Exercise objective: Each line below should be quoted exactly, please.

Data for this exercise:
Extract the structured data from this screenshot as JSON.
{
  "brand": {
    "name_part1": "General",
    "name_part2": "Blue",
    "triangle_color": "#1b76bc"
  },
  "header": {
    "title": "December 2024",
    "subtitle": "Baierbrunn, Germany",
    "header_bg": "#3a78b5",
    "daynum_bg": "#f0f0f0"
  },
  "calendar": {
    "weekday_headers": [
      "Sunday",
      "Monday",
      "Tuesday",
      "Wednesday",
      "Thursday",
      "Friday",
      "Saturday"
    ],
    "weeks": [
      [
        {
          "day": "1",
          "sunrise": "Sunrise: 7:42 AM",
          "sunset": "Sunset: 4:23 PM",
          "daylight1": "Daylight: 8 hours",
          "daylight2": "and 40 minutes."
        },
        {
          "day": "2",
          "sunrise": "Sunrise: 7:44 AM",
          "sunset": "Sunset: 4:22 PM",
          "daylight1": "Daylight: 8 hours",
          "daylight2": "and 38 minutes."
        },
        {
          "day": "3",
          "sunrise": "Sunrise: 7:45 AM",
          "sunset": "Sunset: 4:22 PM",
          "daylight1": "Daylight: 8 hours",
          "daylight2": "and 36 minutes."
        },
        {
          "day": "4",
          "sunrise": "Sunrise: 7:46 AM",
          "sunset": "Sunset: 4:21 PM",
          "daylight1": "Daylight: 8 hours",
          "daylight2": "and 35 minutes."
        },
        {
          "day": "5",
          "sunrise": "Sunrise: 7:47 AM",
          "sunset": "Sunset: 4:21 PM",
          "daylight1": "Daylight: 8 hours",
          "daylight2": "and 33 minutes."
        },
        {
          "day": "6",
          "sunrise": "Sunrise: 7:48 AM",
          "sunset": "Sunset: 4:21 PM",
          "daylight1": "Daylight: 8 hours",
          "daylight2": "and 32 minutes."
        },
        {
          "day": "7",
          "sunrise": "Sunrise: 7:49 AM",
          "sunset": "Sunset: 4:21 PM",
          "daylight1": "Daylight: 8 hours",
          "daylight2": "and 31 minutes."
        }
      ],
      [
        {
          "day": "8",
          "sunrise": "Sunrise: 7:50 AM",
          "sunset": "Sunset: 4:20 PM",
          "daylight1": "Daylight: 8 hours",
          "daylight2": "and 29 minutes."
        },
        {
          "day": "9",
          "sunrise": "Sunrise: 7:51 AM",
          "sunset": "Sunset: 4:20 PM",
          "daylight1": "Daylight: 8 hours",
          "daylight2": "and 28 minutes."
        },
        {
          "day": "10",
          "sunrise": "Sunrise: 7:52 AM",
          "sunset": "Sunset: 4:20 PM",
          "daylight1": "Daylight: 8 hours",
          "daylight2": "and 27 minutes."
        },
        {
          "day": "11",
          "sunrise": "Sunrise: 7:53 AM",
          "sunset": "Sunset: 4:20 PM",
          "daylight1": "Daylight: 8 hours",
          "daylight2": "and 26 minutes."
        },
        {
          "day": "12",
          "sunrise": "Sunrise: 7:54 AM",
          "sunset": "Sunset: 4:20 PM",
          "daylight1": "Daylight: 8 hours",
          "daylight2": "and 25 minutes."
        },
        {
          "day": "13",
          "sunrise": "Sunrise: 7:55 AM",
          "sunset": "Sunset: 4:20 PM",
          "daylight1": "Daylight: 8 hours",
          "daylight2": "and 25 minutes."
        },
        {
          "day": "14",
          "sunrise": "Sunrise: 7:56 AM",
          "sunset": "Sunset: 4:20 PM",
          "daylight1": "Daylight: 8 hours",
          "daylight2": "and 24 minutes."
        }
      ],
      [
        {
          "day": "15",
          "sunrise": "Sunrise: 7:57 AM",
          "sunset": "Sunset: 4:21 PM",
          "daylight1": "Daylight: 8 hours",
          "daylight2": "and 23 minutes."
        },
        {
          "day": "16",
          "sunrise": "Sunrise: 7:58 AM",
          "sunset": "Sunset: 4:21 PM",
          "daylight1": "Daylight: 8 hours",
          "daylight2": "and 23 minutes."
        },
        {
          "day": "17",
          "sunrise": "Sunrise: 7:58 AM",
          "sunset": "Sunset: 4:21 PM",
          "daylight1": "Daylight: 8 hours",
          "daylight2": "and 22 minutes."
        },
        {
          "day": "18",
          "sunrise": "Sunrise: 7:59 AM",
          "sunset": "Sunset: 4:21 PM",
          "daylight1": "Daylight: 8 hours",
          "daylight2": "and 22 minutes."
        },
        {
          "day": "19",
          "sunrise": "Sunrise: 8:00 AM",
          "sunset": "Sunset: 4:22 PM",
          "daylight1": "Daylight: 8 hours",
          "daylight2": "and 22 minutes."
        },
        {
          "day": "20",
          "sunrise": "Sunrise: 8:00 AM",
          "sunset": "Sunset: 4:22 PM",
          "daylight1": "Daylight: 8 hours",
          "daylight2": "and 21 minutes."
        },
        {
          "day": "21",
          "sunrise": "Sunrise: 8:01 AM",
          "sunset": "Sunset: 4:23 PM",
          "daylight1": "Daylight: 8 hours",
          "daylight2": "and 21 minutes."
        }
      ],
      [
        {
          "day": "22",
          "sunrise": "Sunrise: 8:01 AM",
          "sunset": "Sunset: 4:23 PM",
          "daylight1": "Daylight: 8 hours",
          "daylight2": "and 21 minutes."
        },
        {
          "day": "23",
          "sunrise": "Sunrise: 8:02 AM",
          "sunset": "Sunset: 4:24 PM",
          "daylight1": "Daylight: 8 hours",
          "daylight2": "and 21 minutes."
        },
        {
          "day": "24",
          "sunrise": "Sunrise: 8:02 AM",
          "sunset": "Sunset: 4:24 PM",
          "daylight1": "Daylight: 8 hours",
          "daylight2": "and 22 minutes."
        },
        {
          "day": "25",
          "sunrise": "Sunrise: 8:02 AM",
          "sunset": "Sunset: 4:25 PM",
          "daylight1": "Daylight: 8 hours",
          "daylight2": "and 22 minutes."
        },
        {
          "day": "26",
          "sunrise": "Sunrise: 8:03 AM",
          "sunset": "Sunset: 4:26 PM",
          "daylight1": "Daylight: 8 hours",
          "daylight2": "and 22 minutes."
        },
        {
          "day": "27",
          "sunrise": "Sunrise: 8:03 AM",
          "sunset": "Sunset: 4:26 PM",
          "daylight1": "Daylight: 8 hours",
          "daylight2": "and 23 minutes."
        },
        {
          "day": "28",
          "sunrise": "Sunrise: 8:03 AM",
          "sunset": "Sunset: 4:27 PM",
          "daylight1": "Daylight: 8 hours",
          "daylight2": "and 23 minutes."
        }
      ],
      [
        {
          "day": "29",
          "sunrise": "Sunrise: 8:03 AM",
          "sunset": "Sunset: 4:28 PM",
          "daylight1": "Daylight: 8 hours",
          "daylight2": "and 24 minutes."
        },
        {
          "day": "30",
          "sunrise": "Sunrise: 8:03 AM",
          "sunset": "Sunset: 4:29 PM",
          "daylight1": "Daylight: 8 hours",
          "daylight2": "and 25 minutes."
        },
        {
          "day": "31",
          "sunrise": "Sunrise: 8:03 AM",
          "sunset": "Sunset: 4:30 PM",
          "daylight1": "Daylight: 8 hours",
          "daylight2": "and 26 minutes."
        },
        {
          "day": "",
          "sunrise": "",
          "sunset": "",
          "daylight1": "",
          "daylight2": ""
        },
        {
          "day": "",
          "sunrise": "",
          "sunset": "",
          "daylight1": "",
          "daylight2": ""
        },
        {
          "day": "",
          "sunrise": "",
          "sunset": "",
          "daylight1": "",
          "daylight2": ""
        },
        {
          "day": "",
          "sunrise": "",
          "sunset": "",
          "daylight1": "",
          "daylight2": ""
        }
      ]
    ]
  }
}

Solution for this problem:
Extract the structured data from this screenshot as JSON.
{
  "brand": {
    "name_part1": "General",
    "name_part2": "Blue",
    "triangle_color": "#1b76bc"
  },
  "header": {
    "title": "December 2024",
    "subtitle": "Baierbrunn, Germany",
    "header_bg": "#3a78b5",
    "daynum_bg": "#f0f0f0"
  },
  "calendar": {
    "weekday_headers": [
      "Sunday",
      "Monday",
      "Tuesday",
      "Wednesday",
      "Thursday",
      "Friday",
      "Saturday"
    ],
    "weeks": [
      [
        {
          "day": "1",
          "sunrise": "Sunrise: 7:42 AM",
          "sunset": "Sunset: 4:23 PM",
          "daylight1": "Daylight: 8 hours",
          "daylight2": "and 40 minutes."
        },
        {
          "day": "2",
          "sunrise": "Sunrise: 7:44 AM",
          "sunset": "Sunset: 4:22 PM",
          "daylight1": "Daylight: 8 hours",
          "daylight2": "and 38 minutes."
        },
        {
          "day": "3",
          "sunrise": "Sunrise: 7:45 AM",
          "sunset": "Sunset: 4:22 PM",
          "daylight1": "Daylight: 8 hours",
          "daylight2": "and 36 minutes."
        },
        {
          "day": "4",
          "sunrise": "Sunrise: 7:46 AM",
          "sunset": "Sunset: 4:21 PM",
          "daylight1": "Daylight: 8 hours",
          "daylight2": "and 35 minutes."
        },
        {
          "day": "5",
          "sunrise": "Sunrise: 7:47 AM",
          "sunset": "Sunset: 4:21 PM",
          "daylight1": "Daylight: 8 hours",
          "daylight2": "and 33 minutes."
        },
        {
          "day": "6",
          "sunrise": "Sunrise: 7:48 AM",
          "sunset": "Sunset: 4:21 PM",
          "daylight1": "Daylight: 8 hours",
          "daylight2": "and 32 minutes."
        },
        {
          "day": "7",
          "sunrise": "Sunrise: 7:49 AM",
          "sunset": "Sunset: 4:21 PM",
          "daylight1": "Daylight: 8 hours",
          "daylight2": "and 31 minutes."
        }
      ],
      [
        {
          "day": "8",
          "sunrise": "Sunrise: 7:50 AM",
          "sunset": "Sunset: 4:20 PM",
          "daylight1": "Daylight: 8 hours",
          "daylight2": "and 29 minutes."
        },
        {
          "day": "9",
          "sunrise": "Sunrise: 7:51 AM",
          "sunset": "Sunset: 4:20 PM",
          "daylight1": "Daylight: 8 hours",
          "daylight2": "and 28 minutes."
        },
        {
          "day": "10",
          "sunrise": "Sunrise: 7:52 AM",
          "sunset": "Sunset: 4:20 PM",
          "daylight1": "Daylight: 8 hours",
          "daylight2": "and 27 minutes."
        },
        {
          "day": "11",
          "sunrise": "Sunrise: 7:53 AM",
          "sunset": "Sunset: 4:20 PM",
          "daylight1": "Daylight: 8 hours",
          "daylight2": "and 26 minutes."
        },
        {
          "day": "12",
          "sunrise": "Sunrise: 7:54 AM",
          "sunset": "Sunset: 4:20 PM",
          "daylight1": "Daylight: 8 hours",
          "daylight2": "and 25 minutes."
        },
        {
          "day": "13",
          "sunrise": "Sunrise: 7:55 AM",
          "sunset": "Sunset: 4:20 PM",
          "daylight1": "Daylight: 8 hours",
          "daylight2": "and 25 minutes."
        },
        {
          "day": "14",
          "sunrise": "Sunrise: 7:56 AM",
          "sunset": "Sunset: 4:20 PM",
          "daylight1": "Daylight: 8 hours",
          "daylight2": "and 24 minutes."
        }
      ],
      [
        {
          "day": "15",
          "sunrise": "Sunrise: 7:57 AM",
          "sunset": "Sunset: 4:21 PM",
          "daylight1": "Daylight: 8 hours",
          "daylight2": "and 23 minutes."
        },
        {
          "day": "16",
          "sunrise": "Sunrise: 7:58 AM",
          "sunset": "Sunset: 4:21 PM",
          "daylight1": "Daylight: 8 hours",
          "daylight2": "and 23 minutes."
        },
        {
          "day": "17",
          "sunrise": "Sunrise: 7:58 AM",
          "sunset": "Sunset: 4:21 PM",
          "daylight1": "Daylight: 8 hours",
          "daylight2": "and 22 minutes."
        },
        {
          "day": "18",
          "sunrise": "Sunrise: 7:59 AM",
          "sunset": "Sunset: 4:21 PM",
          "daylight1": "Daylight: 8 hours",
          "daylight2": "and 22 minutes."
        },
        {
          "day": "19",
          "sunrise": "Sunrise: 8:00 AM",
          "sunset": "Sunset: 4:22 PM",
          "daylight1": "Daylight: 8 hours",
          "daylight2": "and 22 minutes."
        },
        {
          "day": "20",
          "sunrise": "Sunrise: 8:00 AM",
          "sunset": "Sunset: 4:22 PM",
          "daylight1": "Daylight: 8 hours",
          "daylight2": "and 21 minutes."
        },
        {
          "day": "21",
          "sunrise": "Sunrise: 8:01 AM",
          "sunset": "Sunset: 4:23 PM",
          "daylight1": "Daylight: 8 hours",
          "daylight2": "and 21 minutes."
        }
      ],
      [
        {
          "day": "22",
          "sunrise": "Sunrise: 8:01 AM",
          "sunset": "Sunset: 4:23 PM",
          "daylight1": "Daylight: 8 hours",
          "daylight2": "and 21 minutes."
        },
        {
          "day": "23",
          "sunrise": "Sunrise: 8:02 AM",
          "sunset": "Sunset: 4:24 PM",
          "daylight1": "Daylight: 8 hours",
          "daylight2": "and 21 minutes."
        },
        {
          "day": "24",
          "sunrise": "Sunrise: 8:02 AM",
          "sunset": "Sunset: 4:24 PM",
          "daylight1": "Daylight: 8 hours",
          "daylight2": "and 22 minutes."
        },
        {
          "day": "25",
          "sunrise": "Sunrise: 8:02 AM",
          "sunset": "Sunset: 4:25 PM",
          "daylight1": "Daylight: 8 hours",
          "daylight2": "and 22 minutes."
        },
        {
          "day": "26",
          "sunrise": "Sunrise: 8:03 AM",
          "sunset": "Sunset: 4:26 PM",
          "daylight1": "Daylight: 8 hours",
          "daylight2": "and 22 minutes."
        },
        {
          "day": "27",
          "sunrise": "Sunrise: 8:03 AM",
          "sunset": "Sunset: 4:26 PM",
          "daylight1": "Daylight: 8 hours",
          "daylight2": "and 23 minutes."
        },
        {
          "day": "28",
          "sunrise": "Sunrise: 8:03 AM",
          "sunset": "Sunset: 4:27 PM",
          "daylight1": "Daylight: 8 hours",
          "daylight2": "and 23 minutes."
        }
      ],
      [
        {
          "day": "29",
          "sunrise": "Sunrise: 8:03 AM",
          "sunset": "Sunset: 4:28 PM",
          "daylight1": "Daylight: 8 hours",
          "daylight2": "and 24 minutes."
        },
        {
          "day": "30",
          "sunrise": "Sunrise: 8:03 AM",
          "sunset": "Sunset: 4:29 PM",
          "daylight1": "Daylight: 8 hours",
          "daylight2": "and 25 minutes."
        },
        {
          "day": "31",
          "sunrise": "Sunrise: 8:03 AM",
          "sunset": "Sunset: 4:30 PM",
          "daylight1": "Daylight: 8 hours",
          "daylight2": "and 26 minutes."
        },
        {
          "day": "",
          "sunrise": "",
          "sunset": "",
          "daylight1": "",
          "daylight2": ""
        },
        {
          "day": "",
          "sunrise": "",
          "sunset": "",
          "daylight1": "",
          "daylight2": ""
        },
        {
          "day": "",
          "sunrise": "",
          "sunset": "",
          "daylight1": "",
          "daylight2": ""
        },
        {
          "day": "",
          "sunrise": "",
          "sunset": "",
          "daylight1": "",
          "daylight2": ""
        }
      ]
    ]
  }
}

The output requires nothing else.